A light bulb when lighting your video, remember that more light is generally better. However, a few things to watch out for when looking at the image in your viewfinder.
First, let’s talk about why we need to light and what it does for your production. Good lighting gives you saturated colors and improves your depth of field. Light defines an image’s texture and shadowing, thus determining how three-dimensional it looks Lighting is used to make a scene appear natural. If you’re filming an office worker sitting at a desk, you can set up a light that imitates a desk lamp. You use light to direct the viewer’s eye toward the most important object in your frame.
Light can separate an object (or person) from the background, make it stand out, or give it a sparkle. You can control where the viewer’s eye moves by changing the light. Try as you may, you can rarely fix bad lighting in post . If it’s underexposed and you bring up the levels, your image looks grainy and low quality, like using the gain control on the camera instead of adjusting the iris. If the image is too hot, that means that the camera reads it as ‘white’, solid white, so there are no details in that area of the image. We’ve all seen a photo or a video clip where a light was reflecting off someone’s glasses or head. All you see is white, you can’t fix that in the post.
Here are Some Tips to Keep in Mind Before You Shoot:
Adjust the brightness of the viewfinder before you start shooting. Often people turn the brightness way up or way down on the display of the camera, and then they think that their video is correctly exposed (has enough light). When they get into post-production, they wonder why it’s so dark (underexposed) or so hot (overexposed). It’s because you blamed your eyes, and didn’t trust the camera. If the view finder’s brightness is set somewhere in the middle (50%), and you have to crank it to 100% to see anything, then you don’t have enough light.

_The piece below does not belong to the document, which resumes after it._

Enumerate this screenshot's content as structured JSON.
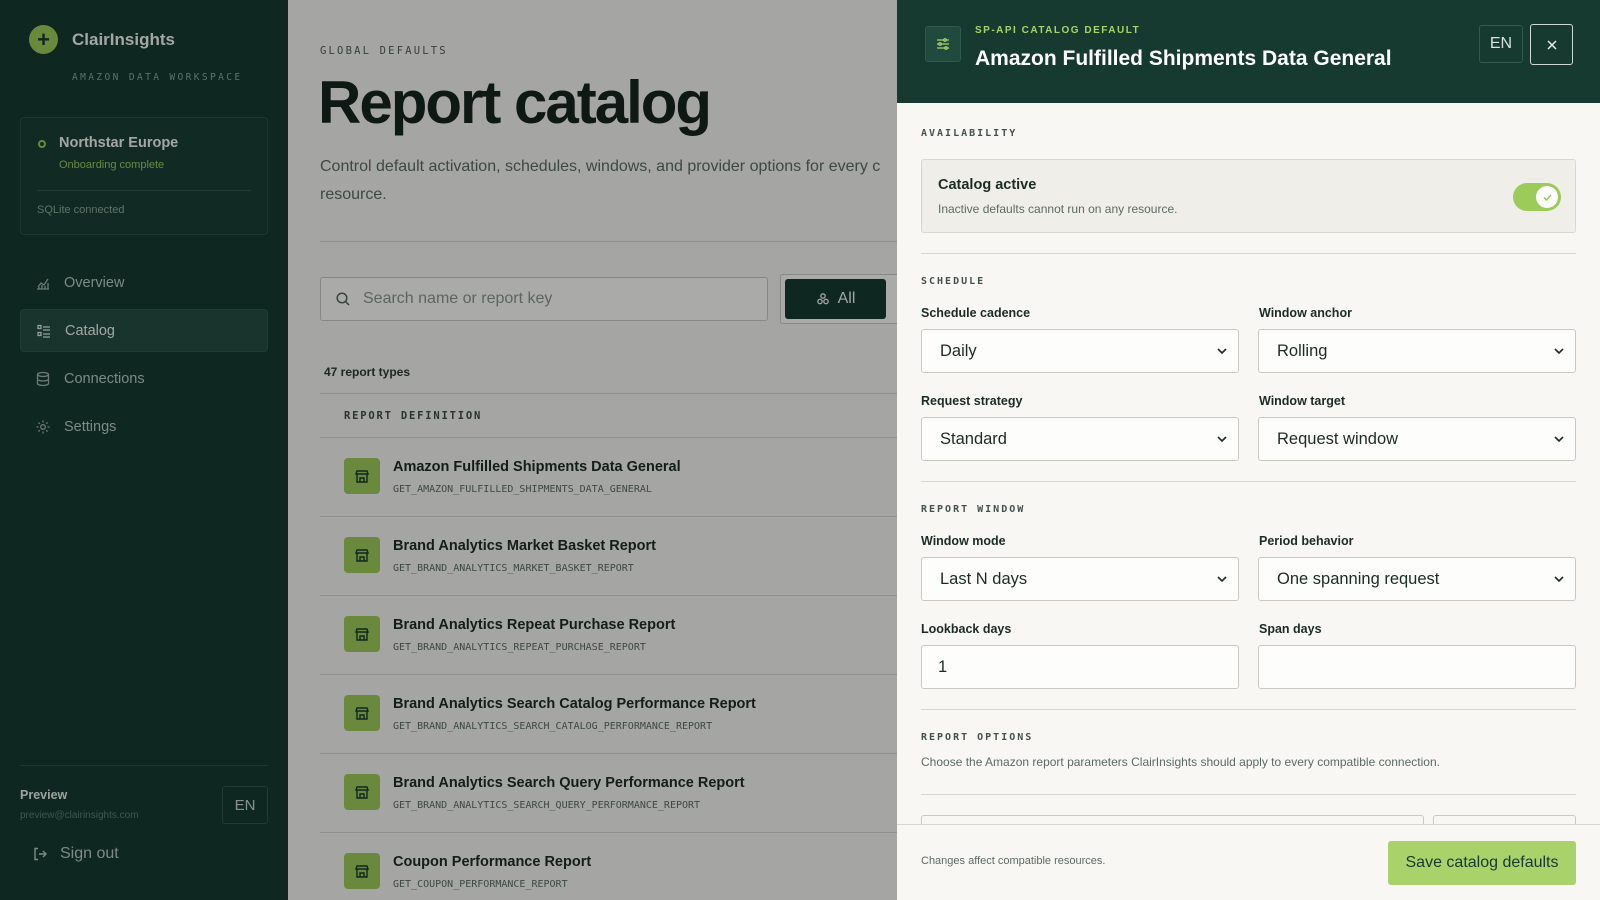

Use the zebra feature on your camera. This function will let you know if the video is peeking, or too ‘hot’, by displaying red stripes over the area. And it will display green stripes of correctly exposed images. You don’t have to keep it on if you find it too distracting (which it is), but it’s useful.

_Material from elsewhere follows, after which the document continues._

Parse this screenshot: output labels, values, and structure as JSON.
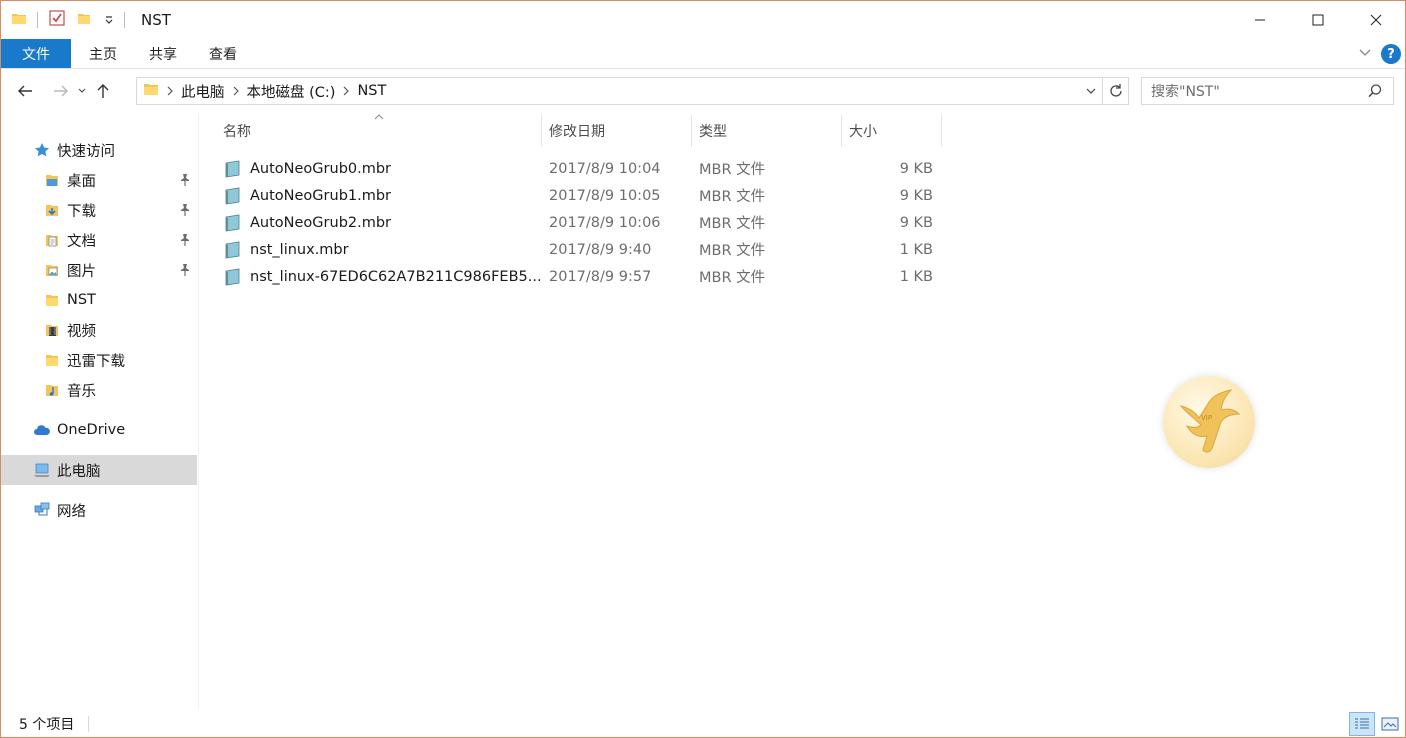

Use the iris control first. When light conditions are such that the lighting is poor, use the iris setting of the camera to let in more light. This will not make your picture look like crap. If you still don’t have enough light after setting the iris, use the gain on the camera, but know that the more gain, the crappier the result will be, it will be grainy and have little saturation (color).
Turn on all the lights or move the setup. Simple and effective. If you’re shooting indoors and the lighting sucks, turn on all the lights in the room, I know it’s obvious, but people forget. Bring in lights and lamps from other rooms if you have to. Open the blinds and curtains, and make sure to white balance if you have to do this. Do these steps on any video shoot and your results will be better, and it will become second nature. You’ll be the envy of all your friends because you’ll be the only one who gets usable footage of the party, wedding reception, and any other event you shoot.